So, out of the tragedy of the pandemic, I believe there is an opportunity to reset the compass. What are we to learn and so do differently in 2022?

It's an opportunity to reset our economy, so that it and jobs and livelihoods are based on essentials rather than luxuries and non-essentials. We have become over reliant on industries and trade that provide pleasure and fun, rather than the basic ingredients of life.

And the economy also has to be reset, so that it is not resting on unsustainable and increasing debt, leaving future generations to pick up the tab.

We have begun to reset the value we give to those who work as NHS staff, care home workers, teachers, drivers, retailers, and manufacturers, all without whom many of the basic ingredients of daily life come crashing to a halt. But more needs to be done to increase the culture change.

It's also an opportunity to reset the compass on to truth telling, in our political life, in our media. The trend to talk of ‘my truth’ and to use deliberate diversion tactics to turn attention away from the truth never play out well.

It's an opportunity to reset the basis for our moral and ethical decisions, in the controversial areas of life and death and human flourishing, on how we reach a view and on what authority that view is founded.

The start of a New Year traditionally is accompanied by resolutions to be and do better in the year ahead.

The uncertainty engendered by the pandemic calls us to reset the compass on how we live our lives. To focus on what really matters, knowing none of us are here forever and by so doing, finding the One who has made this extraordinary world and to whom we are all accountable one day.
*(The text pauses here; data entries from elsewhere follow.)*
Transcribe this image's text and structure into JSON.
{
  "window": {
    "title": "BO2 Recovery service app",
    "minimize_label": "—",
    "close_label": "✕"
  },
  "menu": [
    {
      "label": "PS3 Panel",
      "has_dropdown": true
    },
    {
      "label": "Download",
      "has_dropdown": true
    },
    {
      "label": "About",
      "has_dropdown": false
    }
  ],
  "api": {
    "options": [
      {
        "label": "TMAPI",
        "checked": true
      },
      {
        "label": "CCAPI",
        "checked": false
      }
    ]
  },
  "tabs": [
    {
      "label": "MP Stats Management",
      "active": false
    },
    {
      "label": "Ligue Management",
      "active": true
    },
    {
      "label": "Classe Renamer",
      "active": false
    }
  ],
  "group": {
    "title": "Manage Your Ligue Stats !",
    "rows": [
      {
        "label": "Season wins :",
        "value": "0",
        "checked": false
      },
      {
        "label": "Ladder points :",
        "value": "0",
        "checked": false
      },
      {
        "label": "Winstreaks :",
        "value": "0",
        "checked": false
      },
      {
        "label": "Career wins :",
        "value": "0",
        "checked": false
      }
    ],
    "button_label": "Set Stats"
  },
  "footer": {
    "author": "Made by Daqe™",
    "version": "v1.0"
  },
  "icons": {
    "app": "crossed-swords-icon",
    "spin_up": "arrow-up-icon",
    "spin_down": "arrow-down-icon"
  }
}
He is the one real certainty: Jesus Christ is the same, yesterday, today and forever.

And that's why Christians make such a fuss about Him, as the One who brings life in all its fullness.

Let me finish with some of the verses of a well-known traditional hymn, as they put it far better than I ever could …

 

Through all the changing scenes of life

In trouble and in joy

The praises of my God shall still

My heart and tongue employ

 

O make but trial of His love

Experience will decide

How blest are they and only they

Who in His truth confide.

 

Fear Him ye saints and you will then

Have nothing else to fear,

Make you His service your delight,

Your wants shall be His care.

 

To Father Son and Holy Spirit,

The God whom we adore

Be glory as it was, is now

And shall be evermore.

 

I send my best wishes for a 2022 in which our resets deliver a better way.

Bishop Julian

 

 

Ronnie Semley, December 30, 2021